NSCLC accounts for about 85 per cent of all lung cancer. Just over half of all NSCLC is adenocarcinoma and about 30 percent is squamous cell carcinoma. Each type of lung cancer has its own unique genomic profile and we are just starting to learn how to choose better treatments based on the concept of personalised medicine.

  • Risks
  • Symptoms
  • Diagnosis & Treatment

While cigarette smoking or passive exposure to tobacco smoke are the principal risk factors for developing lung cancer, there is also a worrying increase of cases in people who have never smoked, especially women.

Additional factors that are associated with an increased risk of developing lung cancer include:

  • Exposure to second-hand smoke
  • Exposure to asbestos
  • Family history
  • Personal history
  • Older age
  • Radiotherapy treatment to the chest
  • Exposure to air pollution
  • Exposure to radon
  • Exposure to other workplace substances, including radioactive ores (e.g. uranium), chromium compounds, nickel, arsenic, soot, tar or diesel fumes
  • Infection with HIV, the virus that causes AIDS.

There are few warning signs of lung cancer and by the time symptoms occur it is often too late to remove the tumour surgically. As the cancer invades the lung and surrounding tissues it may interfere with breathing and cause:

  • Pain
  • Swallowing difficulties
  • Vocal cord paralysis
  • Infection
  • Unexplained weight loss; or
  • Fatigue.
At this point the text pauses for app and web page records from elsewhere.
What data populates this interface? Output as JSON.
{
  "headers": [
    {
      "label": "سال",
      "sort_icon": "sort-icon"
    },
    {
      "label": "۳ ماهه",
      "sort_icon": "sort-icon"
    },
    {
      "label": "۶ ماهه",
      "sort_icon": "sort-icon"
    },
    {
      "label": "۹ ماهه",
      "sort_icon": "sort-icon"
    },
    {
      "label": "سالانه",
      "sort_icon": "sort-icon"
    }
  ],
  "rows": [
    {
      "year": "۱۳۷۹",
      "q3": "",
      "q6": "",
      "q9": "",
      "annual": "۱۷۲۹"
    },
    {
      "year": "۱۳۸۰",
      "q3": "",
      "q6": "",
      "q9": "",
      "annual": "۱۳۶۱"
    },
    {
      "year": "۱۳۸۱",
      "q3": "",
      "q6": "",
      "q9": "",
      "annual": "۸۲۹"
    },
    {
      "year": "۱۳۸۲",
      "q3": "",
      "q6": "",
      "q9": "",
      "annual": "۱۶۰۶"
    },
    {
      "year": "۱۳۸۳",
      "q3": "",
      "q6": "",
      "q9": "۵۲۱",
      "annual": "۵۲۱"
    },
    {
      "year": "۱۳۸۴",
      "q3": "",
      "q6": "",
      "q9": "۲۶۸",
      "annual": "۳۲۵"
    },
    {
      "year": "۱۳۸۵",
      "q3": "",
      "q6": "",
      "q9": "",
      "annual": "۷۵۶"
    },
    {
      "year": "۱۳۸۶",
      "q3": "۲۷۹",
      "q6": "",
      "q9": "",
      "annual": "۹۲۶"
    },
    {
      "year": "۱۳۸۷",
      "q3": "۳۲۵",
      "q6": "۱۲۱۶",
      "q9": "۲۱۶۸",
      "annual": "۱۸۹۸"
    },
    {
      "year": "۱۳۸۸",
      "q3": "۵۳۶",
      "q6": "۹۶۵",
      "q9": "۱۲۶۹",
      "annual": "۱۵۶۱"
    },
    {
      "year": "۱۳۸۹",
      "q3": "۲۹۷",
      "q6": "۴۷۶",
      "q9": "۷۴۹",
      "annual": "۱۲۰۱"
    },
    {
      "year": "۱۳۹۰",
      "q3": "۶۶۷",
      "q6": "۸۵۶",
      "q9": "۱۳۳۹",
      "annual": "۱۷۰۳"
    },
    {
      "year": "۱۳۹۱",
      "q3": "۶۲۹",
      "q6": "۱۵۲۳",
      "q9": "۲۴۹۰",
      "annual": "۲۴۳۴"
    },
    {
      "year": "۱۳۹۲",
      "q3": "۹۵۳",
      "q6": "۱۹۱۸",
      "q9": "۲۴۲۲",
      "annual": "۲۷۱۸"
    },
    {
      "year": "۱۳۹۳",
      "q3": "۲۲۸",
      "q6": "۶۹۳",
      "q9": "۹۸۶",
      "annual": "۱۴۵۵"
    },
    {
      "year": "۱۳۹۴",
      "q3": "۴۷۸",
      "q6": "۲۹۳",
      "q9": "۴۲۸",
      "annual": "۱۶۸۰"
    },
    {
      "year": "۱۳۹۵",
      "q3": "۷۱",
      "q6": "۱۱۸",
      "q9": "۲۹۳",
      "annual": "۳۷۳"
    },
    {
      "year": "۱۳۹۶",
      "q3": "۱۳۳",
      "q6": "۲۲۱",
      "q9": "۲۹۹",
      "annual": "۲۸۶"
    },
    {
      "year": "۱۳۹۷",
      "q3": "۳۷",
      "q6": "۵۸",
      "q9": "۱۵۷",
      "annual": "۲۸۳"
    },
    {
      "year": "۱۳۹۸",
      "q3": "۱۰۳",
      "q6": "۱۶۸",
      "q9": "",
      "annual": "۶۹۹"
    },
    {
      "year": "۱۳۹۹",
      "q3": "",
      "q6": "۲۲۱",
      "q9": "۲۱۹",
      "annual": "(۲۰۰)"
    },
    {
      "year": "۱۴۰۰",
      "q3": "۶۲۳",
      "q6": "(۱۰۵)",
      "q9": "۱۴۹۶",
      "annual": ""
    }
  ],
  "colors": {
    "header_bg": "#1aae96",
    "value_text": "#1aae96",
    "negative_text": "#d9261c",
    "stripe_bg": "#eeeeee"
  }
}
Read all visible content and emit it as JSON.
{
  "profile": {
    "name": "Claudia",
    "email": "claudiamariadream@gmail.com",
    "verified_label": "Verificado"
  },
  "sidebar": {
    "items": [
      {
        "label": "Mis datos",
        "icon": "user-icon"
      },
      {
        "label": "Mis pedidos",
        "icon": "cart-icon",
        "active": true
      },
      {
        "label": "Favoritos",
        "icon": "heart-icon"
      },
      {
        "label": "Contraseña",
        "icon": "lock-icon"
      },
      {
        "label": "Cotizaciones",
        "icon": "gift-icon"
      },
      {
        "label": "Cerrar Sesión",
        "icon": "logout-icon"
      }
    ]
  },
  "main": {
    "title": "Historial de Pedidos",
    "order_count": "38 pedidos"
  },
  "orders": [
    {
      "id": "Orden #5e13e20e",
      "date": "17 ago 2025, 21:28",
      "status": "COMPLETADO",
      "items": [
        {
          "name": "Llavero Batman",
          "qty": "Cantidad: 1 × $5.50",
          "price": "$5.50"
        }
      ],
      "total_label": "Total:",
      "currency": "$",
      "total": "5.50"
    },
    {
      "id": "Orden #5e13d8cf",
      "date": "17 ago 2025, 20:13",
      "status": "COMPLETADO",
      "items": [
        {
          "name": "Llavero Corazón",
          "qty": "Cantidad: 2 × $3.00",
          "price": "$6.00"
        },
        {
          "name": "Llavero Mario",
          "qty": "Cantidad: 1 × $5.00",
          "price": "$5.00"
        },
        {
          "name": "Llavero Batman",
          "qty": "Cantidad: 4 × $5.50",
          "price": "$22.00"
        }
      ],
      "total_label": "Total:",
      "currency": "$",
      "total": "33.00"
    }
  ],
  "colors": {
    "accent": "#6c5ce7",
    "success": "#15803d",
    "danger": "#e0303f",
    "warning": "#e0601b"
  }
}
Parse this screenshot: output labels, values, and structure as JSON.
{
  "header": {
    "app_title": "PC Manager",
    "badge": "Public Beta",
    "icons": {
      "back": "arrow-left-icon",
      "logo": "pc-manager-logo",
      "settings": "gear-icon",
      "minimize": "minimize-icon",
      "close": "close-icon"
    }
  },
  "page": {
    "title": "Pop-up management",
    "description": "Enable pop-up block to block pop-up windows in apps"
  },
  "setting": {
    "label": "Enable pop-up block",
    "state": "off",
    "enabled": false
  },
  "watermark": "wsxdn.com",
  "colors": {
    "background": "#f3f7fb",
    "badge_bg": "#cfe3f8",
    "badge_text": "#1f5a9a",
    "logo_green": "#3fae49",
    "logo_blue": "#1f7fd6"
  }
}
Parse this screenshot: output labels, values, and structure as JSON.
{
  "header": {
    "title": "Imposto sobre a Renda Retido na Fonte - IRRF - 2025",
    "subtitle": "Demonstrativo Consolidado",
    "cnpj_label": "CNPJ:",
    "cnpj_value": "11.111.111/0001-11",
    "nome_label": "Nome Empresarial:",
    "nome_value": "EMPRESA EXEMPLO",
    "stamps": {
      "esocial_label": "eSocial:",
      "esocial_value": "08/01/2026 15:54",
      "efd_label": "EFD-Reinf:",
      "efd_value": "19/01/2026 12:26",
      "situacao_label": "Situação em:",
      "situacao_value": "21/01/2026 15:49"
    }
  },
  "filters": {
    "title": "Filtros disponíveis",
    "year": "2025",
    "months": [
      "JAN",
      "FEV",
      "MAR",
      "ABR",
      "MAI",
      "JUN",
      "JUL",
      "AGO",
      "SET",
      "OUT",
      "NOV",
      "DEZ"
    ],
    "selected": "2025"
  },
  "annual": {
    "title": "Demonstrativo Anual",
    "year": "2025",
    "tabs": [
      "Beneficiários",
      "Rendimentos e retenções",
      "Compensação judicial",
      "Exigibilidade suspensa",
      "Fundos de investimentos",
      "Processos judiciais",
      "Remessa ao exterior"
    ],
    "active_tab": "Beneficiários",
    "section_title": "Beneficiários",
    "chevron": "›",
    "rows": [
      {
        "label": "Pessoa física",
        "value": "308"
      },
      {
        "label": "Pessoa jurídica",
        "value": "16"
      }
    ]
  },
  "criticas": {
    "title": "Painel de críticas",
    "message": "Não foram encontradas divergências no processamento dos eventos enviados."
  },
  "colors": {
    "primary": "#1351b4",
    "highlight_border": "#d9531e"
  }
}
With advanced cancer that has spread (metastasised to the bones or brain) there may be severe pain, blurred vision or seizures.

There is no widely accepted screening test for lung cancer. In up to 25% of cases, lung cancer is first discovered on a routine chest X-ray or CT scan as a small solitary mass.

Significant improvements in surgery and staging techniques over the last 15 years offer the possibility of curative surgery for those with early stage NSCLC. Some patients will also be treated with chemotherapy or radiotherapy after surgery.

If the cancer is advanced but still hasn’t spread, patients who are fit enough receive intense chemotherapy and radiotherapy, however, fewer than 17% will be alive at five years.

With advanced NSCLC, if the tumour contains a mutation in the EGFR gene, patients can be given a ‘targeted therapy’ which blocks this mutant gene’s activity. However, the tumours almost always develop drug resistance and eventually patients will need chemotherapy. For advanced NSCLC patients without the EGFR mutation, there is only chemotherapy and/or radiotherapy. Overall survival for either group is still less than 5% at five years.

When SCLC is localised to the chest, patients who are considered fit enough receive aggressive chemotherapy and radiotherapy. Once SCLC has spread beyond the chest, there is only chemotherapy to try to make the patient more comfortable, and less than 1% will be alive at five years.

Despite advances with targeted therapies in the last decade, the prognosis for lung cancer remains very poor and there isn’t a lot of hope for patients or their families. As the treatments are often toxic and have severe side effects, patients need to give up work and will often need a lot of supportive care, a major impact on families and an enormous cost to society.

This content is provided for informational purposes only. It is not a substitute for professional medical advice, diagnosis or treatment. If you have any concerns or questions about your health, please consult a suitably qualified healthcare professional.